Major League Baseball interleague play turns 17 this year, and like any 17-year-old, things are getting awkward. What was once a sure draw at the box office is now anything but, and prices for rivalry week, which began Monday, are at a four-year low, as measured by listing data tracked across the secondary market. Beyond just the usual bumps of adolescence, though, there are a few external factors affecting the weak box office for this year’s interleague week:
1. Unlike seasons past, 2013 rivalry week does not have any weekend games. Weekend games typically carry a 10 percent premium to weekday games, and in interleague it can be even higher.
2. 2013 rivalry week does not have any games that will be played during summer vacation, when bedtime schedules are more flexible and ballparks fill more easily.
Beyond those reasons, however, the biggest change may be that interleague has become an everyday occurrence. Thanks to the Astros’ move to the American League, and the resulting league imbalance, 1.68 interleague games are played each day of the season. In 2013, interleague has become quotidian, both literally and symbolically.
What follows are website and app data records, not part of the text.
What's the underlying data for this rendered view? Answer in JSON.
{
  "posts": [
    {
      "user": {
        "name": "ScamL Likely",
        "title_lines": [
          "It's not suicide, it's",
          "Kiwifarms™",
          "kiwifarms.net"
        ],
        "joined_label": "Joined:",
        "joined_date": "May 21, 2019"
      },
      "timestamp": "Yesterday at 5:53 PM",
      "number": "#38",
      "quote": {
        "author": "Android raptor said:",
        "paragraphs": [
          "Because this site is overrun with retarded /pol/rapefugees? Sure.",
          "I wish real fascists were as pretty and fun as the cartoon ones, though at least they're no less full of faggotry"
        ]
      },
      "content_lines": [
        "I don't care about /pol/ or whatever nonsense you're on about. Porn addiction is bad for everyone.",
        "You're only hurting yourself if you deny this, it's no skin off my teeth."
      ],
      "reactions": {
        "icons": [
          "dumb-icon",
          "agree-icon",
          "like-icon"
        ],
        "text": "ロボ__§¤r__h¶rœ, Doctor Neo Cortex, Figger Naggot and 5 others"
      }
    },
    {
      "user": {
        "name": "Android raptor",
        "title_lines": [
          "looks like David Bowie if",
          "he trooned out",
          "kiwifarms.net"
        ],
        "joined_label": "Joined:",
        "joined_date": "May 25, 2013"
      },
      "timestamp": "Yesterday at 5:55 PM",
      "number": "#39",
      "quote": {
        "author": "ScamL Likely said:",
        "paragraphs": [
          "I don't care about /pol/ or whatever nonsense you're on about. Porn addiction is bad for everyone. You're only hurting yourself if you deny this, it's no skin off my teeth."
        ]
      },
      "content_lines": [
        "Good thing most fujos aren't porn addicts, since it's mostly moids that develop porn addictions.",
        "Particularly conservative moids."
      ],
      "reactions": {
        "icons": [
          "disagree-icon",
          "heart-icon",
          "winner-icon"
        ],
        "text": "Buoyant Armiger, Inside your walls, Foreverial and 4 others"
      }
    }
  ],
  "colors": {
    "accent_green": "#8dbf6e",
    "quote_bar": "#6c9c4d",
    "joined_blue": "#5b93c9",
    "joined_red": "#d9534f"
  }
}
It used to be something that fans and players alike looked forward to, markers on each side of the All-Star Game, along the 162-game marathon. Now it’s just run-of-the-mill, hump-day stuff. Even players are expressing their dissatisfaction. With the 1.68 games a day, Adam Dunn, the White Sox’s one-tool designated hitter, has had to extend his fielding practice — recently a twice-annual ritual — into nearly a weekly activity. Surely other major leaguers share his disaffection with the incessant drumbeat of cross-league play, if not publicly.
Fans, however, have expressed their feelings about interleague 2.0 most clearly. In 2013, three rivalry series have a higher average price than they did four years ago: Giants-A’s, Nationals-Orioles, and Twins-Brewers. While the Freeway and Beltway series both have teams that are 2013 contenders, both the Twins and Brewers sit near last place. The biggest declines belong to Phillies–Red Sox, down 49 percent, and Yankees-Mets, down 41 percent. In that same period, Cubs–White Sox is down 11 percent and Cardinals-Royals is down 5 percent, as is Indians-Reds. With the exception of the Battle of Ohio, all of the series that have dropped in price have one team that is down, and likely out, for the 2013 season.
Fans who did make it to Great American Ball Park over the first two nights got their money’s worth, as both games had the second-cheapest get-in price of rivalry week at $13 (get-in price is the cheapest ticket available). The average get-in price the first two games of the rivalry series leaguewide was $26, and most of the teams were selling tickets until the first pitch. Only one series, at the reduced-capacity O.co Coliseum, was “sold out.” Nationals Park and Miller Park were second closest at 90 percent capacity, while Citi Field was only 76 percent full, and a walk-up could have gotten a ticket directly from the Mets for $40 at first pitch, or $10 above the cheapest price on the secondary market. For the second leg of the Subway Series, which started last night, it’s the Yankees, not the secondary market, that has the cheapest ticket available, at $28.
While Dodger Stadium was 85 percent full for the first two games of its series with the Angels, it drew the most fans, at just more than 95,000. Some of those fans paid as little as $5 to see their team sweep, and light a potential spark to their dreary season. Mets fans also got a glimmer of hope in the first game of the Subway Series, with eighth-inning heroics to beat the Yankees. In the second game of the series, Matt Harvey took the mound in his first start against the Yankees. Amid his season of Strasburgian hype and a perfect 5-0 record, prices were 38 percent above the Mets’ season average, and it cost $48 for a walk-up ticket from the box office. While Harvey did not get the win, fans who braved the 91-minute rain delay saw a pitchers’ duel for the ages and a walk-off win. Even after the win, the Mets remain nine games out of first place, which goes a long way to explaining why it was the lowest-attended Subway Series in history. For the Mets faithful who braved the weather, though, a walk-off win over the hated Yankees surely seemed like a lot more.
Jesse Lawrence is the CEO of TiqIQ, an event-ticket search engine, and a ticket junkie who likes to write.